## TASK PROMPT
Nothing but the pictures is dropped; write out all the remaining data below exactly.

··· MATERIAL FOR THIS EXERCISE

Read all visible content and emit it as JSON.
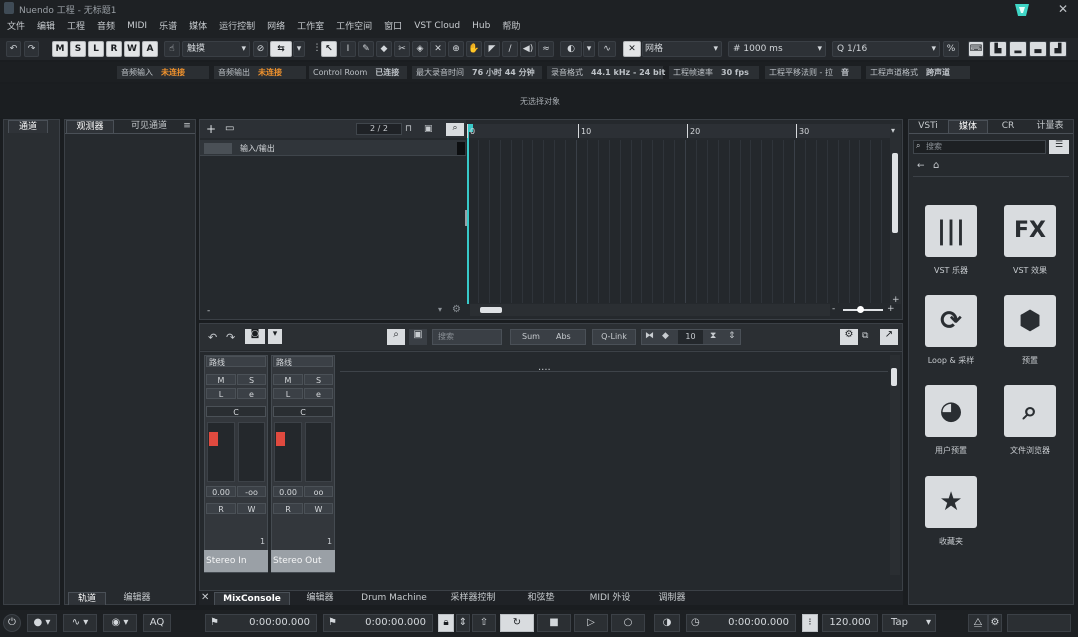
{
  "window": {
    "title": "Nuendo 工程 - 无标题1",
    "close": "✕"
  },
  "menus": [
    "文件",
    "编辑",
    "工程",
    "音频",
    "MIDI",
    "乐谱",
    "媒体",
    "运行控制",
    "网络",
    "工作室",
    "工作空间",
    "窗口",
    "VST Cloud",
    "Hub",
    "帮助"
  ],
  "toolbar": {
    "mode_buttons": [
      "M",
      "S",
      "L",
      "R",
      "W",
      "A"
    ],
    "touch_mode": "触摸",
    "grid_type": "网格",
    "grid_value": "1000 ms",
    "quantize": "1/16"
  },
  "info": [
    {
      "label": "音频输入",
      "value": "未连接",
      "warn": true
    },
    {
      "label": "音频输出",
      "value": "未连接",
      "warn": true
    },
    {
      "label": "Control Room",
      "value": "已连接",
      "warn": false
    },
    {
      "label": "最大录音时间",
      "value": "76 小时 44 分钟",
      "warn": false
    },
    {
      "label": "录音格式",
      "value": "44.1 kHz - 24 bit",
      "warn": false
    },
    {
      "label": "工程帧速率",
      "value": "30 fps",
      "warn": false
    },
    {
      "label": "工程平移法则 - 拉",
      "value": "音",
      "warn": false
    },
    {
      "label": "工程声道格式",
      "value": "跨声道",
      "warn": false
    }
  ],
  "event_line": {
    "no_selection": "无选择对象"
  },
  "left_zone": {
    "tab": "通道"
  },
  "inspector": {
    "tabs": [
      "观测器",
      "可见通道"
    ],
    "bottom_tabs": [
      "轨道",
      "编辑器"
    ]
  },
  "project": {
    "track_count": "2 / 2",
    "track_name": "输入/输出",
    "ruler": [
      "0",
      "10",
      "20",
      "30"
    ]
  },
  "mixer": {
    "search_placeholder": "搜索",
    "sum": "Sum",
    "abs": "Abs",
    "qlink": "Q-Link",
    "columns": "10",
    "strips": [
      {
        "routing": "路线",
        "m": "M",
        "s": "S",
        "l": "L",
        "pan_value": "0.00",
        "pan_label": "C",
        "vol": "0.00",
        "vol2": "-oo",
        "r": "R",
        "w": "W",
        "name": "Stereo In",
        "channel": "1"
      },
      {
        "routing": "路线",
        "m": "M",
        "s": "S",
        "l": "L",
        "pan_value": "0.00",
        "pan_label": "C",
        "vol": "0.00",
        "vol2": "oo",
        "r": "R",
        "w": "W",
        "name": "Stereo Out",
        "channel": "1"
      }
    ],
    "bottom_tabs": [
      "MixConsole",
      "编辑器",
      "Drum Machine",
      "采样器控制",
      "和弦垫",
      "MIDI 外设",
      "调制器"
    ],
    "close": "✕"
  },
  "right": {
    "tabs": [
      "VSTi",
      "媒体",
      "CR",
      "计量表"
    ],
    "search_placeholder": "搜索",
    "tiles": [
      {
        "label": "VST 乐器",
        "icon": "piano-keys-icon"
      },
      {
        "label": "VST 效果",
        "icon": "fx-icon"
      },
      {
        "label": "Loop & 采样",
        "icon": "loop-icon"
      },
      {
        "label": "预置",
        "icon": "presets-icon"
      },
      {
        "label": "用户预置",
        "icon": "user-presets-icon"
      },
      {
        "label": "文件浏览器",
        "icon": "file-browser-icon"
      },
      {
        "label": "收藏夹",
        "icon": "star-icon"
      }
    ]
  },
  "transport": {
    "aq": "AQ",
    "left_locator": "0:00:00.000",
    "right_locator": "0:00:00.000",
    "position": "0:00:00.000",
    "tempo": "120.000",
    "tap": "Tap"
  }
}
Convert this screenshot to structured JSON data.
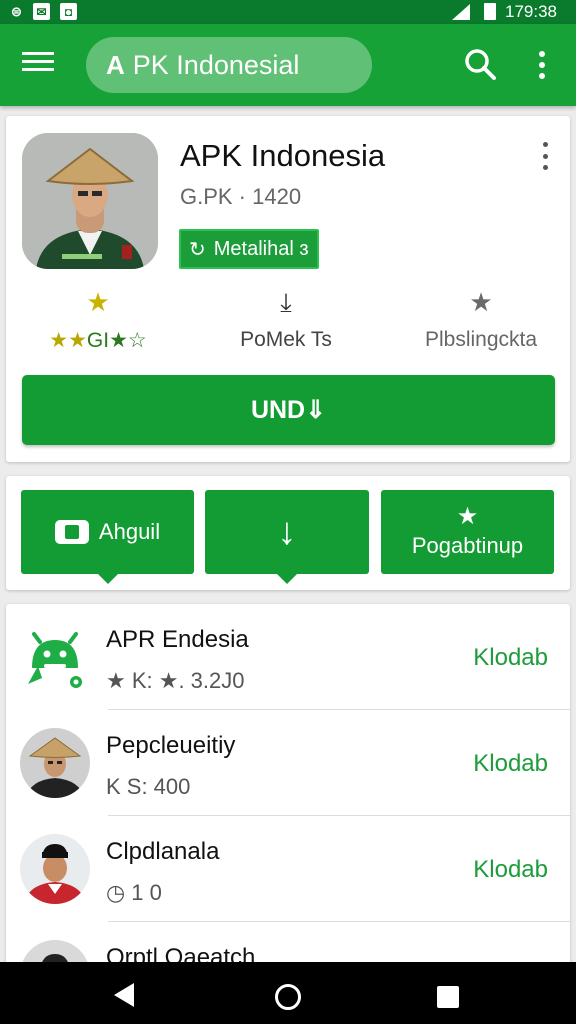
{
  "status_bar": {
    "time": "179:38",
    "icons": [
      "sync-icon",
      "message-icon",
      "android-icon",
      "signal-icon",
      "battery-icon"
    ]
  },
  "app_bar": {
    "search_text": "PK Indonesial",
    "search_icon_letter": "A"
  },
  "app": {
    "title": "APK Indonesia",
    "subtitle": "G.PK · 1420",
    "badge": "Metalihal ɜ",
    "rating_label": "GI",
    "downloads_label": "PoMek Ts",
    "category_label": "Plbslingckta",
    "install_label": "UND"
  },
  "actions": [
    {
      "label": "Ahguil",
      "icon": "screen-icon"
    },
    {
      "label": "",
      "icon": "download-icon"
    },
    {
      "label": "Pogabtinup",
      "icon": "star-icon"
    }
  ],
  "list": [
    {
      "name": "APR Endesia",
      "meta": "★ K: ★. 3.2J0",
      "action": "Klodab",
      "thumb": "android-logo"
    },
    {
      "name": "Pepcleueitiy",
      "meta": "K S: 400",
      "action": "Klodab",
      "thumb": "man-with-hat"
    },
    {
      "name": "Clpdlanala",
      "meta": "◷ 1     0",
      "action": "Klodab",
      "thumb": "man-in-red"
    },
    {
      "name": "Orptl Oaeatch",
      "meta": "",
      "action": "",
      "thumb": "person"
    }
  ],
  "colors": {
    "primary": "#16a236",
    "status_bar": "#0a7a2c",
    "button": "#139c33"
  }
}
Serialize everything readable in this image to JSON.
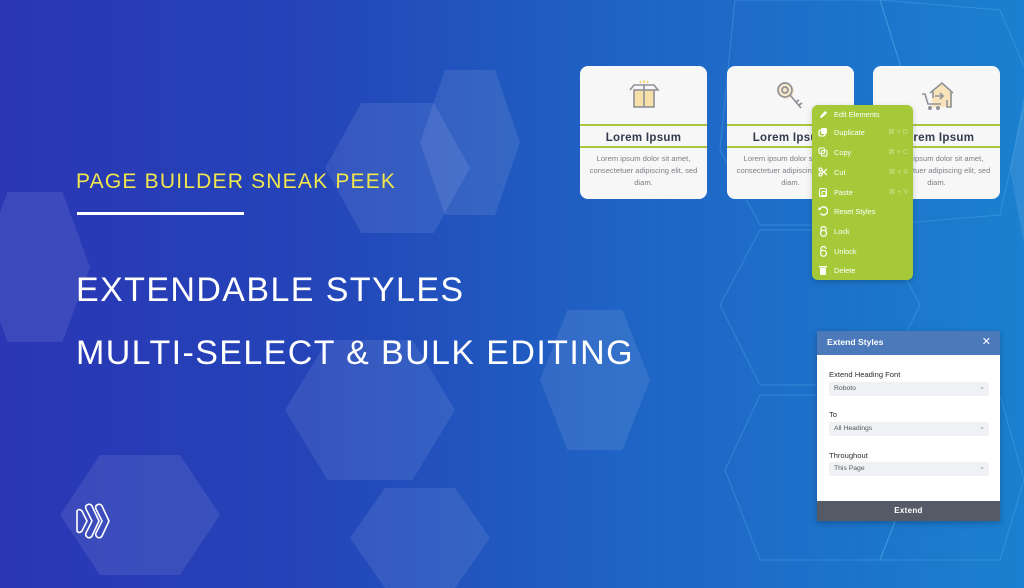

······

## SOLUTION
Read all visible content and emit it as JSON.
{
  "window": {
    "title": "Nuendo 工程 - 无标题1",
    "close": "✕"
  },
  "menus": [
    "文件",
    "编辑",
    "工程",
    "音频",
    "MIDI",
    "乐谱",
    "媒体",
    "运行控制",
    "网络",
    "工作室",
    "工作空间",
    "窗口",
    "VST Cloud",
    "Hub",
    "帮助"
  ],
  "toolbar": {
    "mode_buttons": [
      "M",
      "S",
      "L",
      "R",
      "W",
      "A"
    ],
    "touch_mode": "触摸",
    "grid_type": "网格",
    "grid_value": "1000 ms",
    "quantize": "1/16"
  },
  "info": [
    {
      "label": "音频输入",
      "value": "未连接",
      "warn": true
    },
    {
      "label": "音频输出",
      "value": "未连接",
      "warn": true
    },
    {
      "label": "Control Room",
      "value": "已连接",
      "warn": false
    },
    {
      "label": "最大录音时间",
      "value": "76 小时 44 分钟",
      "warn": false
    },
    {
      "label": "录音格式",
      "value": "44.1 kHz - 24 bit",
      "warn": false
    },
    {
      "label": "工程帧速率",
      "value": "30 fps",
      "warn": false
    },
    {
      "label": "工程平移法则 - 拉",
      "value": "音",
      "warn": false
    },
    {
      "label": "工程声道格式",
      "value": "跨声道",
      "warn": false
    }
  ],
  "event_line": {
    "no_selection": "无选择对象"
  },
  "left_zone": {
    "tab": "通道"
  },
  "inspector": {
    "tabs": [
      "观测器",
      "可见通道"
    ],
    "bottom_tabs": [
      "轨道",
      "编辑器"
    ]
  },
  "project": {
    "track_count": "2 / 2",
    "track_name": "输入/输出",
    "ruler": [
      "0",
      "10",
      "20",
      "30"
    ]
  },
  "mixer": {
    "search_placeholder": "搜索",
    "sum": "Sum",
    "abs": "Abs",
    "qlink": "Q-Link",
    "columns": "10",
    "strips": [
      {
        "routing": "路线",
        "m": "M",
        "s": "S",
        "l": "L",
        "pan_value": "0.00",
        "pan_label": "C",
        "vol": "0.00",
        "vol2": "-oo",
        "r": "R",
        "w": "W",
        "name": "Stereo In",
        "channel": "1"
      },
      {
        "routing": "路线",
        "m": "M",
        "s": "S",
        "l": "L",
        "pan_value": "0.00",
        "pan_label": "C",
        "vol": "0.00",
        "vol2": "oo",
        "r": "R",
        "w": "W",
        "name": "Stereo Out",
        "channel": "1"
      }
    ],
    "bottom_tabs": [
      "MixConsole",
      "编辑器",
      "Drum Machine",
      "采样器控制",
      "和弦垫",
      "MIDI 外设",
      "调制器"
    ],
    "close": "✕"
  },
  "right": {
    "tabs": [
      "VSTi",
      "媒体",
      "CR",
      "计量表"
    ],
    "search_placeholder": "搜索",
    "tiles": [
      {
        "label": "VST 乐器",
        "icon": "piano-keys-icon"
      },
      {
        "label": "VST 效果",
        "icon": "fx-icon"
      },
      {
        "label": "Loop & 采样",
        "icon": "loop-icon"
      },
      {
        "label": "预置",
        "icon": "presets-icon"
      },
      {
        "label": "用户预置",
        "icon": "user-presets-icon"
      },
      {
        "label": "文件浏览器",
        "icon": "file-browser-icon"
      },
      {
        "label": "收藏夹",
        "icon": "star-icon"
      }
    ]
  },
  "transport": {
    "aq": "AQ",
    "left_locator": "0:00:00.000",
    "right_locator": "0:00:00.000",
    "position": "0:00:00.000",
    "tempo": "120.000",
    "tap": "Tap"
  }
}
Convert this screenshot to structured JSON data.
{
  "status_bar": {
    "time": "179:38",
    "icons": [
      "sync-icon",
      "message-icon",
      "android-icon",
      "signal-icon",
      "battery-icon"
    ]
  },
  "app_bar": {
    "search_text": "PK Indonesial",
    "search_icon_letter": "A"
  },
  "app": {
    "title": "APK Indonesia",
    "subtitle": "G.PK · 1420",
    "badge": "Metalihal ɜ",
    "rating_label": "GI",
    "downloads_label": "PoMek Ts",
    "category_label": "Plbslingckta",
    "install_label": "UND"
  },
  "actions": [
    {
      "label": "Ahguil",
      "icon": "screen-icon"
    },
    {
      "label": "",
      "icon": "download-icon"
    },
    {
      "label": "Pogabtinup",
      "icon": "star-icon"
    }
  ],
  "list": [
    {
      "name": "APR Endesia",
      "meta": "★ K: ★. 3.2J0",
      "action": "Klodab",
      "thumb": "android-logo"
    },
    {
      "name": "Pepcleueitiy",
      "meta": "K S: 400",
      "action": "Klodab",
      "thumb": "man-with-hat"
    },
    {
      "name": "Clpdlanala",
      "meta": "◷ 1     0",
      "action": "Klodab",
      "thumb": "man-in-red"
    },
    {
      "name": "Orptl Oaeatch",
      "meta": "",
      "action": "",
      "thumb": "person"
    }
  ],
  "colors": {
    "primary": "#16a236",
    "status_bar": "#0a7a2c",
    "button": "#139c33"
  }
}
Serialize everything readable in this image to JSON.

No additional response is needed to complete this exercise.